The book of Jonah ends with an unanswered question, that makes me think — what would the sequel look like? Jonah thirty years later as a laidback prophet, chilling out in a seaside bar in Joppa cracking whale jokes? Or would he be a bitter old dude in mouldy flipflops still muttering about whatever happened to his favourite plant? Or maybe he'd be off helter skleter somewhere else with another message to deliver… but this time with a bit more of a sense of perspective? Sill passionate, still wild, still angry — just not angry enough to die... Instead angry enough to live in a happy moany old prophet way...
Help us in our flashes of frustration and bitterness
when we feel
Help us to control our anger
and not let it control us.
1 But this was very displeasing to Jonah, and he became angry. 2 He prayed to the Lord and said, ‘O Lord! Is not this what I said while I was still in my own country? That is why I fled to Tarshish at the beginning; for I knew that you are a gracious God and merciful, slow to anger, and abounding in steadfast love, and ready to relent from punishing. 3 And now, O Lord, please take my life from me, for it is better for me to die than to live.’ 4 And the Lord said, ‘Is it right for you to be angry?’ 5 Then Jonah went out of the city and sat down east of the city, and made a booth for himself there. He sat under it in the shade, waiting to see what would become of the city.
6 The Lord God appointed a bush, and made it come up over Jonah, to give shade over his head, to save him from his discomfort; so Jonah was very happy about the bush. 7 But when dawn came up the next day, God appointed a worm that attacked the bush, so that it withered. 8 When the sun rose, God prepared a sultry east wind, and the sun beat down on the head of Jonah so that he was faint and asked that he might die. He said, ‘It is better for me to die than to live.’
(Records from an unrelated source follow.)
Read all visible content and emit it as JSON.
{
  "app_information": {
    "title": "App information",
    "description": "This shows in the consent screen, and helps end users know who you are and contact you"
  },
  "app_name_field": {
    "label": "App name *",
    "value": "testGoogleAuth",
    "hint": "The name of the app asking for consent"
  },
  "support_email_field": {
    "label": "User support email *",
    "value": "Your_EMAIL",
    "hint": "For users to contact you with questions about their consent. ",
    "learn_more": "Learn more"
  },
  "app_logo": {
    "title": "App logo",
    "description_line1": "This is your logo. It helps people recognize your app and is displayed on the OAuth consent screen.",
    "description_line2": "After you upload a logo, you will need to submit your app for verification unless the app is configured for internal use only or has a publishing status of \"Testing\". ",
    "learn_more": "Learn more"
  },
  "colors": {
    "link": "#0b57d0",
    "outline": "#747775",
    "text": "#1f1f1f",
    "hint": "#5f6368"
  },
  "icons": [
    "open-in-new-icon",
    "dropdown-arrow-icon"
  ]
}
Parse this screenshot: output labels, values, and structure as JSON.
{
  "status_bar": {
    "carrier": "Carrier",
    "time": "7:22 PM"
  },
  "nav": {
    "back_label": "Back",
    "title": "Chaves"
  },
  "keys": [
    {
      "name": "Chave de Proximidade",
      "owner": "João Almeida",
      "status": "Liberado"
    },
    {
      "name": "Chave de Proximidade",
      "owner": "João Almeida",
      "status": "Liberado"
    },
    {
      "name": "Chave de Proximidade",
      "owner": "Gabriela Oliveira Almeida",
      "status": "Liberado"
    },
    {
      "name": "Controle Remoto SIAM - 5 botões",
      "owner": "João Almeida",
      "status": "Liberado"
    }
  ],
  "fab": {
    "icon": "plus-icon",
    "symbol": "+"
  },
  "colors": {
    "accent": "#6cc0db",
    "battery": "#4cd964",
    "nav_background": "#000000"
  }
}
9 But God said to Jonah, ‘Is it right for you to be angry about the bush?’ And he said, ‘Yes, angry enough to die.’ 10 Then the Lord said, ‘You are concerned about the bush, for which you did not labour and which you did not grow; it came into being in a night and perished in a night. 11 And should I not be concerned about Nineveh, that great city, in which there are more than a hundred and twenty thousand people who do not know their right hand from their left, and also many animals?’